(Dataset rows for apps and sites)
::::::::::

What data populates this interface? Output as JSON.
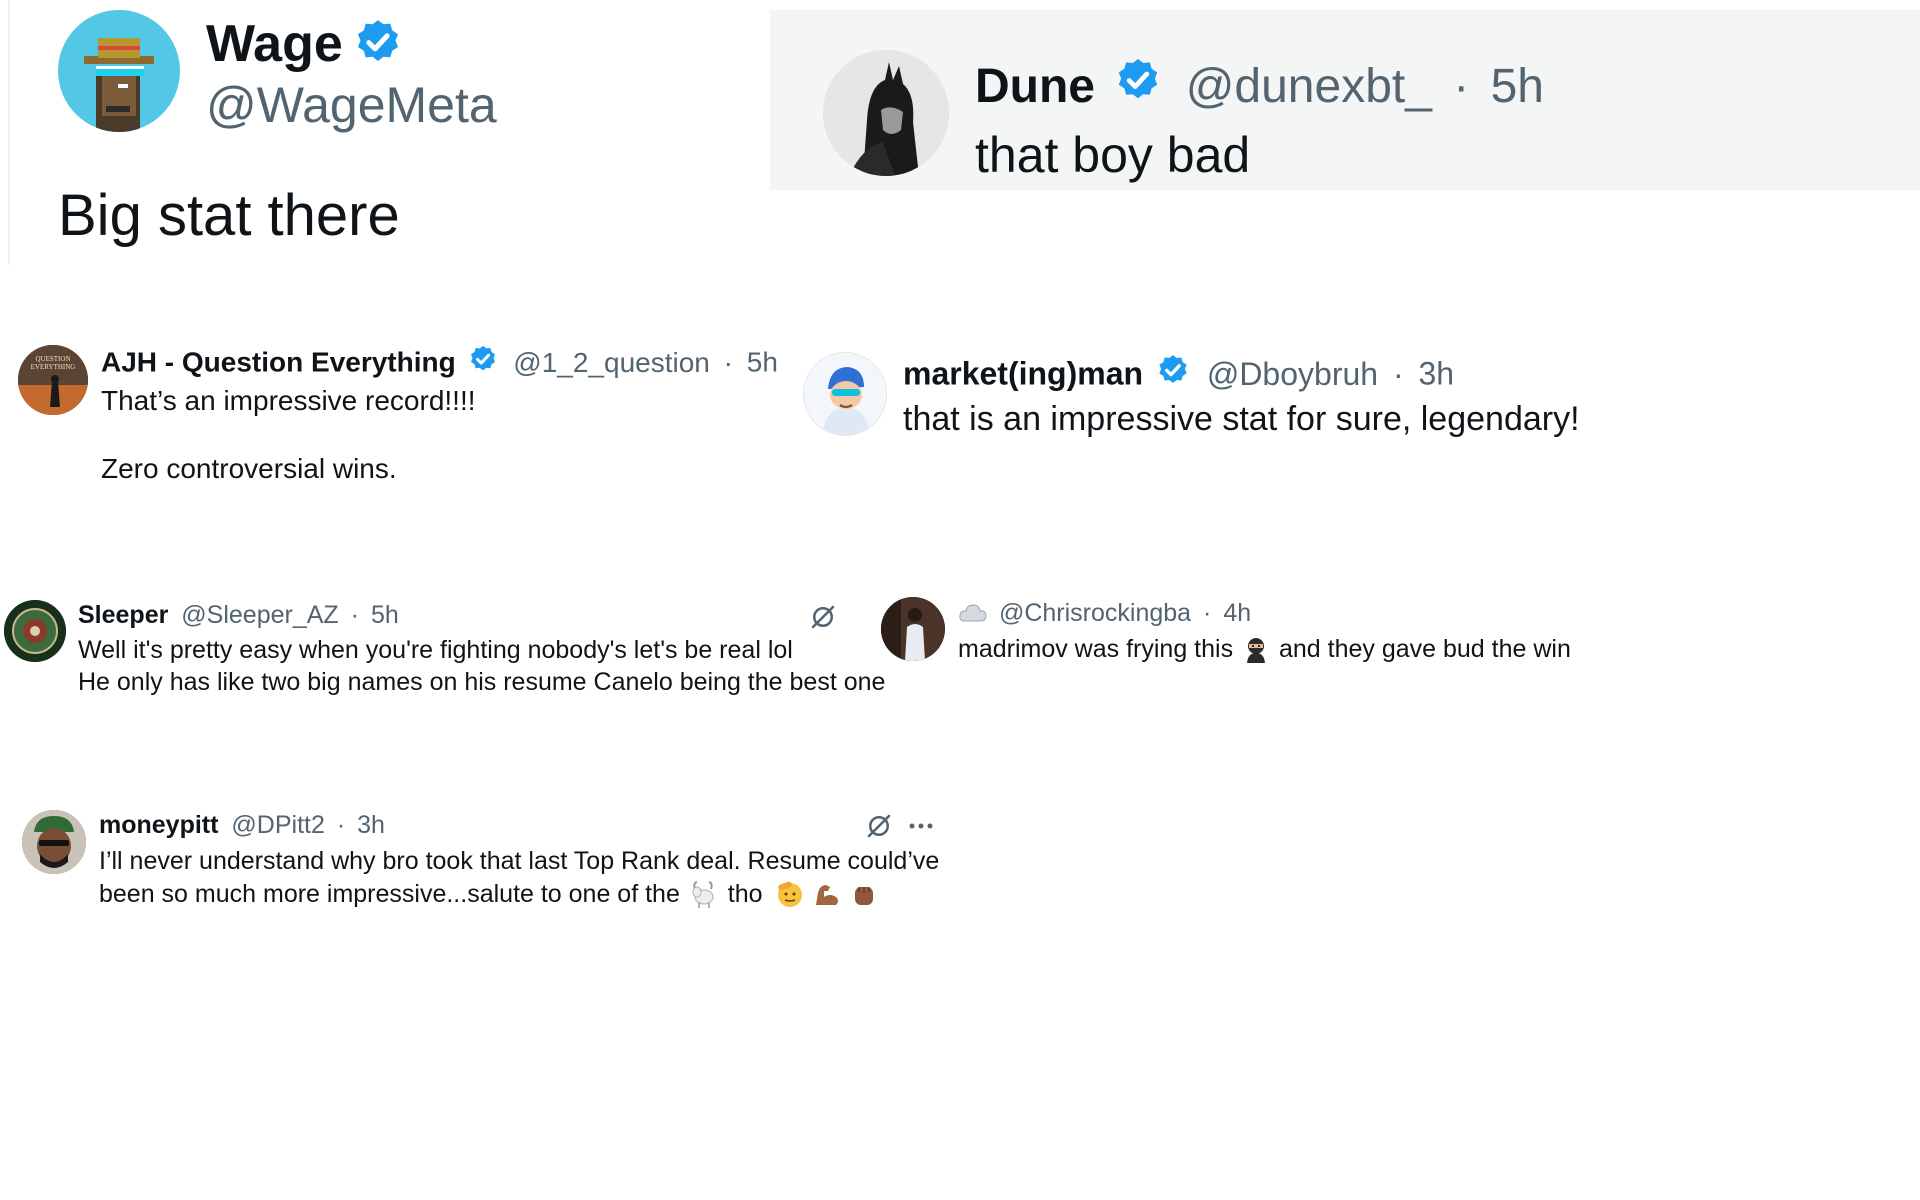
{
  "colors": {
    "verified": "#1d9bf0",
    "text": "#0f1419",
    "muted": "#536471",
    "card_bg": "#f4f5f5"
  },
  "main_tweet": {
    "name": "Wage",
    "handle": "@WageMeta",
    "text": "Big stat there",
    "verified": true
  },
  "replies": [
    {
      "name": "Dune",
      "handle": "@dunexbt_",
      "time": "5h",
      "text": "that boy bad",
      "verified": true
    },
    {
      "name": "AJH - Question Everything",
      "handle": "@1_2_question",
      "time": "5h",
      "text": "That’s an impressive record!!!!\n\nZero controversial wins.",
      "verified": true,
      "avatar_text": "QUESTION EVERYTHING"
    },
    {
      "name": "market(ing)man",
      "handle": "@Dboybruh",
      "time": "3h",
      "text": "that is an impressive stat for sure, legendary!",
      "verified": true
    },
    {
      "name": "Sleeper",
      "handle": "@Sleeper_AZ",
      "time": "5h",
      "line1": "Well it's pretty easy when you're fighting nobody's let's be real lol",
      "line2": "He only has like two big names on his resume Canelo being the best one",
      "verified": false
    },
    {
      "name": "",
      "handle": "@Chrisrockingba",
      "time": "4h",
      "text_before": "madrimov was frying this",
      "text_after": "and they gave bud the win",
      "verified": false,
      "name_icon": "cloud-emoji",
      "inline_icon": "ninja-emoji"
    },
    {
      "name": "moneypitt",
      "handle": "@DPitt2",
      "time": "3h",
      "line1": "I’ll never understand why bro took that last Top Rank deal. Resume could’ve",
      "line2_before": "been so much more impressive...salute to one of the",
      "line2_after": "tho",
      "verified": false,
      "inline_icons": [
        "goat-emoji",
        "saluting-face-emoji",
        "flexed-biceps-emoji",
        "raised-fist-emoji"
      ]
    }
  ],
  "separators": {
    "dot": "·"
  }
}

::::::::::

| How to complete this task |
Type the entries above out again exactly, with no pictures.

| Task output |
What data populates this interface? Output as JSON.
{
  "colors": {
    "verified": "#1d9bf0",
    "text": "#0f1419",
    "muted": "#536471",
    "card_bg": "#f4f5f5"
  },
  "main_tweet": {
    "name": "Wage",
    "handle": "@WageMeta",
    "text": "Big stat there",
    "verified": true
  },
  "replies": [
    {
      "name": "Dune",
      "handle": "@dunexbt_",
      "time": "5h",
      "text": "that boy bad",
      "verified": true
    },
    {
      "name": "AJH - Question Everything",
      "handle": "@1_2_question",
      "time": "5h",
      "text": "That’s an impressive record!!!!\n\nZero controversial wins.",
      "verified": true,
      "avatar_text": "QUESTION EVERYTHING"
    },
    {
      "name": "market(ing)man",
      "handle": "@Dboybruh",
      "time": "3h",
      "text": "that is an impressive stat for sure, legendary!",
      "verified": true
    },
    {
      "name": "Sleeper",
      "handle": "@Sleeper_AZ",
      "time": "5h",
      "line1": "Well it's pretty easy when you're fighting nobody's let's be real lol",
      "line2": "He only has like two big names on his resume Canelo being the best one",
      "verified": false
    },
    {
      "name": "",
      "handle": "@Chrisrockingba",
      "time": "4h",
      "text_before": "madrimov was frying this",
      "text_after": "and they gave bud the win",
      "verified": false,
      "name_icon": "cloud-emoji",
      "inline_icon": "ninja-emoji"
    },
    {
      "name": "moneypitt",
      "handle": "@DPitt2",
      "time": "3h",
      "line1": "I’ll never understand why bro took that last Top Rank deal. Resume could’ve",
      "line2_before": "been so much more impressive...salute to one of the",
      "line2_after": "tho",
      "verified": false,
      "inline_icons": [
        "goat-emoji",
        "saluting-face-emoji",
        "flexed-biceps-emoji",
        "raised-fist-emoji"
      ]
    }
  ],
  "separators": {
    "dot": "·"
  }
}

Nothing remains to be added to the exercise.